Report: Beauty brands target Gen Z with Instagram GIFs
- Beauty brands such as Benefit Cosmetics, MAC, Essie, DELA and Mecca Max are seeking to reach younger consumers by ramping up their use of branded GIFs on Instagram, the image-sharing network with 800 million users worldwide, per a report from Glossy.
- LVMH-owned Benefit Cosmetics this week also added branded GIFs to platforms like SMS text, messaging, Slack, Tinder and others that work with Giphy, a provider of GIF videos that run for a few seconds and repeat in a continuous loop, the report noted.
- GIFs are helping Benefit Cosmetics reach Generation Z on Instagram, where nearly three-quarters of the brand's followers are between 18 and 34 years old. The looping videos are also proving to be a powerful tactic for driving brand awareness, Glossy reported.
The report underscores how GIF-based marketing is a growing tactic on Instagram, which first introduced GIFs for Stories in January, then suspended them because of unsuitable content, according to Glossy. GIFs have been available again for Stories since March and beauty brands are jumping in. Beauty brands have been among the most forward-thinking marketers in embracing social media and mobile technology like augmented reality, so where they go other marketers are likely to follow.
More broadly, Instagram is increasingly important as a marketing platform, particularly as Snapchat user growth stalls and some users influencers switch allegiance to Instagram. Benefit Cosmetics told Glossy that it saw a "vast shift" in attention away from Snapchat to Instagram at the end of 2017. Benefit has 7.7 million followers on Instagram, and there are 1.6 million posts with the hashtag #benefitcosmetics, per Instagram.
For beauty brands, participating on a platform where younger consumers are sharing selfies related to makeup and fashion is critical while GIFs are growing in popularity among young adults.
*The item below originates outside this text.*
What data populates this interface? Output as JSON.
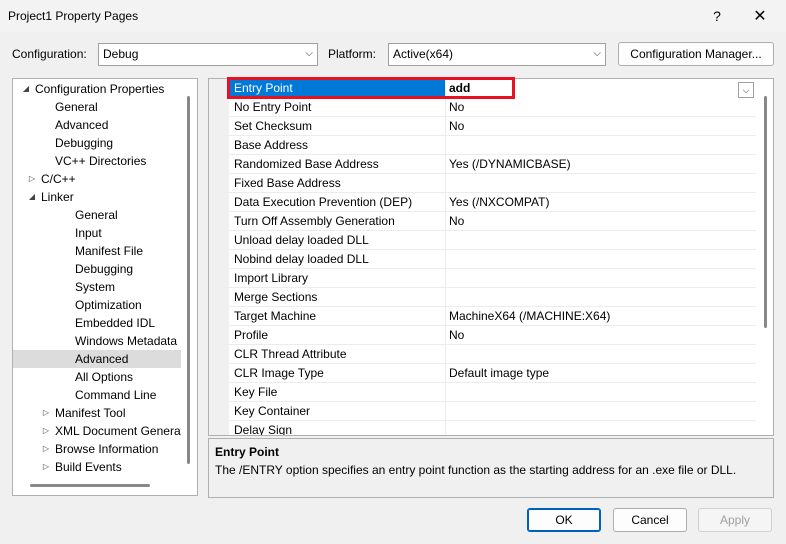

More than one-third (36%) of millennials ages 18 to 34 who use “visual expressions” such as emojis, GIFs and stickers said the images are better than words at communicating their thoughts and feelings, per a survey conducted by Harris Poll and commissioned by GIF platform Tenor. That percentage is more than twice the amount of people 65 and older who said the same.